“Recent currency movements have been rather rapid and one-sided,” Finance Minister Shunichi Suzuki said about the yen’s weakening. “We’ll stay on our toes and closely watch how the situation unfolds.”

Although Suzuki’s comments briefly restored calm to the markets, the impact did not last for long. Yen selling picked up on overseas markets and the rate neared ¥145 to the dollar.

Depreciation could accelerate

Amid such a situation, speculators are chasing short-term goals.

While the U.S. Federal Reserve Board has lifted interest rates, the Bank of Japan plans, for the time being, to stick to its policy of low interest rates.

“The Japanese government and the Bank of Japan appear unable to intervene in the exchange markets and they can’t raise interest rates,” said Kouichi Fujishiro, a senior economist at the Dai-ichi Life Research Institute. “[Speculators] can see through their policies, and the yen is becoming a target that they can trade with peace of mind.”

According to the Bank for International Settlements, the vast majority of central banks in about 40 of the world’s major nations and regions lifted their policy interest rates between January and July. Japan, China and Turkey were among the few that did not.

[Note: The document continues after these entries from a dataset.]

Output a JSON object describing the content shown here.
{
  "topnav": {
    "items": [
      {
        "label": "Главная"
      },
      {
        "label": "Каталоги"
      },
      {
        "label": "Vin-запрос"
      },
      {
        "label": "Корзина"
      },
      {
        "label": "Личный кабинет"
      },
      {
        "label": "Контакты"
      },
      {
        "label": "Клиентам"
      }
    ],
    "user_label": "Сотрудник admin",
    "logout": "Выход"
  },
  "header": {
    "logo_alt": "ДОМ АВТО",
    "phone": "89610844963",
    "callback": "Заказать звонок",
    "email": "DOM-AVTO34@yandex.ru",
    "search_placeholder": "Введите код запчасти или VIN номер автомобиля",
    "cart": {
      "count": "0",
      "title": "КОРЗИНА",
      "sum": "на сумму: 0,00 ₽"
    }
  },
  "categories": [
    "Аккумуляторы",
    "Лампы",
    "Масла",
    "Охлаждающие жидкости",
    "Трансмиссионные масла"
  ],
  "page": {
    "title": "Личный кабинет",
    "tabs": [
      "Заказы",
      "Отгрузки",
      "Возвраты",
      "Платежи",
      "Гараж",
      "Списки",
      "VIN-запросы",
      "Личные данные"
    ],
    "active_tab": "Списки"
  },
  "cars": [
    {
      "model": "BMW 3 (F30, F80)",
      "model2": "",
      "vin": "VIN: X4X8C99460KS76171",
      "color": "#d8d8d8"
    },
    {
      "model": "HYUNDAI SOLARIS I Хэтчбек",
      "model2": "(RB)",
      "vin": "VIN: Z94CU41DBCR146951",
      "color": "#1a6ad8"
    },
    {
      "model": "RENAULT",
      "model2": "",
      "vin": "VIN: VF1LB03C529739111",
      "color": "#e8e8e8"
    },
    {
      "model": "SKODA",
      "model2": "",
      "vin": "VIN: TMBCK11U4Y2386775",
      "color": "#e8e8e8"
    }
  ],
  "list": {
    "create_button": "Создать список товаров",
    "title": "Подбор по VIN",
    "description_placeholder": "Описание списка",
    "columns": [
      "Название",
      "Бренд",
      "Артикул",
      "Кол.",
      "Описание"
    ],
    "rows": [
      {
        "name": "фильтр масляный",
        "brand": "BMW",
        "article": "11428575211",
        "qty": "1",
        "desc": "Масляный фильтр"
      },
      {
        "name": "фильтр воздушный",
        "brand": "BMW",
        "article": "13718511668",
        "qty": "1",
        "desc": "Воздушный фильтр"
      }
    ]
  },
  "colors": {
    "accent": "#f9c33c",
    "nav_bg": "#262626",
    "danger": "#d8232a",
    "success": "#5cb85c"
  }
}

This month, the Reserve Bank of Australia has decided to increase its key interest rate by 0.5 percentage points, and there is a strong probability that the European Central Bank will also decide on a rate hike.

FRB Chairman Jerome Powell and other top Fed officials public comments this week, ahead of a Sept. 21 meeting of the U.S. Federal Open Market Committee, which sets monetary policy.

Some market observers predict a pause in the yen’s depreciation if the FRB eases back on the pace of its rate hikes. However, yen selling could accelerate further if the FRB maintains its aggressive approach to jacking up interest rates.